This Harumi book is intended for the American market. Every recipe is photographed (by Jason Lowe), the ingredients are easy to acquire and the directions concise and precise. With little effort, there’s no reason why a focused American cook won’t soon be turning out yakitori, onigiri rice balls, katsudon, yaki soba, or gari like any competent Japanese hostess.
Here’s a dish that can be eaten hot or cold. Harumi reveals that since her daughter was always fond of chicken, Harumi would prepare this dish for her to take to school in her bento box. In America this recipe would work for a tailgating party or Sunday brunch. Harumi notes that this recipe is oven cooked. “Ovens are still fairly unusual in Japan,” she says, “so this is normally cooked in what we call an oven toaster – smaller than a real oven but very convenient.”
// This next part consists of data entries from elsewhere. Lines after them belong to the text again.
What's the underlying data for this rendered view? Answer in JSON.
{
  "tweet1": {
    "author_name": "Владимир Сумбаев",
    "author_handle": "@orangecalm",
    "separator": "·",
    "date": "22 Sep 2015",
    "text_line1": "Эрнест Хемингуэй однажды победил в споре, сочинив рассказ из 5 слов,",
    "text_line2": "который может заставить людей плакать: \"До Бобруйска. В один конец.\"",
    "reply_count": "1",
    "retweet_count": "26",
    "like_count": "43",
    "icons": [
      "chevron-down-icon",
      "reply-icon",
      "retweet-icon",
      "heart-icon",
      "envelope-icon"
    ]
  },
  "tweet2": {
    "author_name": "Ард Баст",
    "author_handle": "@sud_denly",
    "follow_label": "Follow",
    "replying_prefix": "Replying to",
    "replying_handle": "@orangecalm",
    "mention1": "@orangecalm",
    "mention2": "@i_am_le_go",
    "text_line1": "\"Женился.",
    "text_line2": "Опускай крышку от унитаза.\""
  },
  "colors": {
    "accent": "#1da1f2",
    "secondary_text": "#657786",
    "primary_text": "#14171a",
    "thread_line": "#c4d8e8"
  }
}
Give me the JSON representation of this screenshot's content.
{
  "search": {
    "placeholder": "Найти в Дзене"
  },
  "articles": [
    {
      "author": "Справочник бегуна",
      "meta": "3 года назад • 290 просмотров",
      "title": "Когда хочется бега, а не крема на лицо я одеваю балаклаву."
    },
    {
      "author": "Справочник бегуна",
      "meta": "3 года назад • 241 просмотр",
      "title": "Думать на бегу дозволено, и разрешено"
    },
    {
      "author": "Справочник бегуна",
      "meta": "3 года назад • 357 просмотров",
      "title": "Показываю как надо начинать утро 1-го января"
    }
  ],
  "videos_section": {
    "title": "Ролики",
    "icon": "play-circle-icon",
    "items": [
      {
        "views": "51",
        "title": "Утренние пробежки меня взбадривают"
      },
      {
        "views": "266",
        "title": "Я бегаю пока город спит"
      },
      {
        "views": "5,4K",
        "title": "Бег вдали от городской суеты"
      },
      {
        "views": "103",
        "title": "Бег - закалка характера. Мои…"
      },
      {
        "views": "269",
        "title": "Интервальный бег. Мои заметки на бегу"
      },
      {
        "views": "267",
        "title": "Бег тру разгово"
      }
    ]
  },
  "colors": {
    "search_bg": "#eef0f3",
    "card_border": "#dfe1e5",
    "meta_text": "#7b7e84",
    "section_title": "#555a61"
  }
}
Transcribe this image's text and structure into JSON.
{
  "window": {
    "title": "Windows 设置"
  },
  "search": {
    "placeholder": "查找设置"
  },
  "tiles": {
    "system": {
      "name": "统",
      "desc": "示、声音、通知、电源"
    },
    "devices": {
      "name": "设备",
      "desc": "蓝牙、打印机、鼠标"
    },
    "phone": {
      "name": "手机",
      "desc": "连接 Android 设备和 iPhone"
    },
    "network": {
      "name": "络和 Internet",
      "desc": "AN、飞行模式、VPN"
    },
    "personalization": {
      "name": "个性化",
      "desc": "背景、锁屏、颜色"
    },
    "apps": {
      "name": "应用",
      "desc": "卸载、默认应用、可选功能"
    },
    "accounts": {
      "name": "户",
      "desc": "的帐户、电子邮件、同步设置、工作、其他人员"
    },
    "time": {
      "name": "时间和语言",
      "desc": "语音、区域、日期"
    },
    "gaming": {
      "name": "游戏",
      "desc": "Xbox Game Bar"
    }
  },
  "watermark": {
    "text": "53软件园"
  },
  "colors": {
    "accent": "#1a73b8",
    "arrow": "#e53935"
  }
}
Mimi Chicken Fillets with Mayonnaise
4 skinless chicken mini fillets
½ teaspoon light soy sauce
grated garlic to taste
2 tablespoons mayonnaise
4 tablespoons grated Parmesan cheese
Remove any gristle from the chicken. Put on a plate, cover in the light soy sauce and garlic and marinate for two to three minutes. Put the chicken on a baking pan lined with parchment paper and spread the mayonnaise evenly over the fillets. Finish by sprinkling the Parmesan on top. Heat oven to 450-degrees and cook for seven to eight minutes, until brown.
(Everyday Harumi: Simple Japanese Food For Family & Friends, by Harumi Kurihara. Photographs by Jason Lowe. Conran/Octopus Books, hardcover, $29.99)
Flavors And More – October 2009